··· Given entries

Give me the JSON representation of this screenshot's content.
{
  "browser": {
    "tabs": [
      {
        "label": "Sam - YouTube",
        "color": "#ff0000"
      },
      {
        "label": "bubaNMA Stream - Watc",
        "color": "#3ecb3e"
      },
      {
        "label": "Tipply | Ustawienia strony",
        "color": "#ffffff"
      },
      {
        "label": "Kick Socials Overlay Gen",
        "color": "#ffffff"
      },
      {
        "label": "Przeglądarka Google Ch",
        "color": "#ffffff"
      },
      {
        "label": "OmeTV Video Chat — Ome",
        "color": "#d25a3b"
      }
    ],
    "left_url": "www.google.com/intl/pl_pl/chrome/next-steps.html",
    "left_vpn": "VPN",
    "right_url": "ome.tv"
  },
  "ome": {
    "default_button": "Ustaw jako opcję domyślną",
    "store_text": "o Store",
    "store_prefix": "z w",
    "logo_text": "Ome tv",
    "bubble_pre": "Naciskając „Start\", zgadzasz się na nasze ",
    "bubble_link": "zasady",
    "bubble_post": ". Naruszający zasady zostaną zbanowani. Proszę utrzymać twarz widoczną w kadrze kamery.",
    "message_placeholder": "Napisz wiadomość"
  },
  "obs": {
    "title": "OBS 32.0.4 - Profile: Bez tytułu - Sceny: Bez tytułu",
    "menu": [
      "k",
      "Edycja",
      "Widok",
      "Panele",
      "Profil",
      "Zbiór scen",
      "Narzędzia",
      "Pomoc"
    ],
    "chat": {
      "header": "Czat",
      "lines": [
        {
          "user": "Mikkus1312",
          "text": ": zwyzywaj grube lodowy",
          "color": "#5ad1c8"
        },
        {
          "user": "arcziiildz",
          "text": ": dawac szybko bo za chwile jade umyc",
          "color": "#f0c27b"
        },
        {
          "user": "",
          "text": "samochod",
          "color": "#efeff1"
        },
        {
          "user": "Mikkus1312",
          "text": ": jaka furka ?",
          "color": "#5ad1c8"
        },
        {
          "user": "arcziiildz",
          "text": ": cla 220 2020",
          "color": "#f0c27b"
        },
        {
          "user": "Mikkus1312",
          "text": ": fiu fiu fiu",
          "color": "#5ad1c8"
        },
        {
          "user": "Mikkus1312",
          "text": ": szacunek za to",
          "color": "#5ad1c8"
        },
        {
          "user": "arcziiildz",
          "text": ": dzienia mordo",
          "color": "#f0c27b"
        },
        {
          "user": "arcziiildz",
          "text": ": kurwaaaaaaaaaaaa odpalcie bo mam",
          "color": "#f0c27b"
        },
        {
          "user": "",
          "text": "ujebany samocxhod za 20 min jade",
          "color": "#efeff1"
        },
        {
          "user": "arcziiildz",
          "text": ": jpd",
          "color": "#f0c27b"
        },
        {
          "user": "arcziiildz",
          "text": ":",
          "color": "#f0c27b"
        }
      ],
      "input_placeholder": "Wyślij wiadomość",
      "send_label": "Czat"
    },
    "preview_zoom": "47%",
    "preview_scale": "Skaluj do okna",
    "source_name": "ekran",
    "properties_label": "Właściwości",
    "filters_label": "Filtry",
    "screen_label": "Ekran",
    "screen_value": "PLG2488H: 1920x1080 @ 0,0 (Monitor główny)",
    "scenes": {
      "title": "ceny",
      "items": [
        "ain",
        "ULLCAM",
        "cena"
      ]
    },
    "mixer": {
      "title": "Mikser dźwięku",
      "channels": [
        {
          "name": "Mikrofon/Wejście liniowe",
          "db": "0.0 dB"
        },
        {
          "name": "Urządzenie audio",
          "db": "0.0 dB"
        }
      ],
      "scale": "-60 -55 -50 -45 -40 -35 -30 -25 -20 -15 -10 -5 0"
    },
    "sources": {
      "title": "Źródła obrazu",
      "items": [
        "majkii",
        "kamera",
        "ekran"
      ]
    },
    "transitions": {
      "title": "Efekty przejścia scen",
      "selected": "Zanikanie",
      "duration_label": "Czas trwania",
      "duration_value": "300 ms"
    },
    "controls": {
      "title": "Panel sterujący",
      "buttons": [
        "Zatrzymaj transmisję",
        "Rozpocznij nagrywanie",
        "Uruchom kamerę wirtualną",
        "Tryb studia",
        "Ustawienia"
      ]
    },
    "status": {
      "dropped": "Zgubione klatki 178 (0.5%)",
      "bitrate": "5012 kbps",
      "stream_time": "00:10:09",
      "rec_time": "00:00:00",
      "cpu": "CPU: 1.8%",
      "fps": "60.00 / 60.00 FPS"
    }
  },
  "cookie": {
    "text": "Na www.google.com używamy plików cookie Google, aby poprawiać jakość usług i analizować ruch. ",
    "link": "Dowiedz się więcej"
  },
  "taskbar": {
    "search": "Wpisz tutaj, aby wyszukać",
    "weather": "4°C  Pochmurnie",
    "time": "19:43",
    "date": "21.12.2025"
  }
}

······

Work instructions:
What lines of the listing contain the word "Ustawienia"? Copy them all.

The answer:
        "label": "Tipply | Ustawienia strony",
        "Ustawienia"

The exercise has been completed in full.